ASSIGNMENT:
In the data below, count every line that holds the string "JSON" and reply with the number alone.

++++ SOURCE DATA ++++

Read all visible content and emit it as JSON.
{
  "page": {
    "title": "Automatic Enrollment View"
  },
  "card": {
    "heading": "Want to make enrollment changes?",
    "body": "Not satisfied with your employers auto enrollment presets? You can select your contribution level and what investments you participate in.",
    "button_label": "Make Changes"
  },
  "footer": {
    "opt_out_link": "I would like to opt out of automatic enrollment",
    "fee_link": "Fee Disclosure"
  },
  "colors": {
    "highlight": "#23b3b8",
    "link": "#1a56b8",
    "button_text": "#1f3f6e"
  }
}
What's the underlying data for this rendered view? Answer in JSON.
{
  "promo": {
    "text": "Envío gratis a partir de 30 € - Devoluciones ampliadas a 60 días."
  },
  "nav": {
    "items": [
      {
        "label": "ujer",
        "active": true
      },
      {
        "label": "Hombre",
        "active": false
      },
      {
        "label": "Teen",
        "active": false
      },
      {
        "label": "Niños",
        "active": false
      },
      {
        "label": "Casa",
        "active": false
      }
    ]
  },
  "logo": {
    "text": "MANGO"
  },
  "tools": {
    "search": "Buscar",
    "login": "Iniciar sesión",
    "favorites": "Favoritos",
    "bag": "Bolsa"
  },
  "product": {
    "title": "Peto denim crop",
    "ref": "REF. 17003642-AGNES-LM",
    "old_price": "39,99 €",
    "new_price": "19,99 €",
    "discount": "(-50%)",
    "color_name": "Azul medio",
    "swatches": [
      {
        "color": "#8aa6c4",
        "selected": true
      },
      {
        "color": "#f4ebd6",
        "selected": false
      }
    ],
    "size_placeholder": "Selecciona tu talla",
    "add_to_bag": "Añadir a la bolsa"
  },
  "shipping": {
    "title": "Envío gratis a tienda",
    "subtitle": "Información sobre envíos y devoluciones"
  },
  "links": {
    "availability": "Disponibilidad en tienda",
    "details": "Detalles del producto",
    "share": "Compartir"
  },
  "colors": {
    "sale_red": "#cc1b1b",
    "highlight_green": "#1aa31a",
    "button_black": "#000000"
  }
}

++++

OUTPUT FOR THIS TASK:
2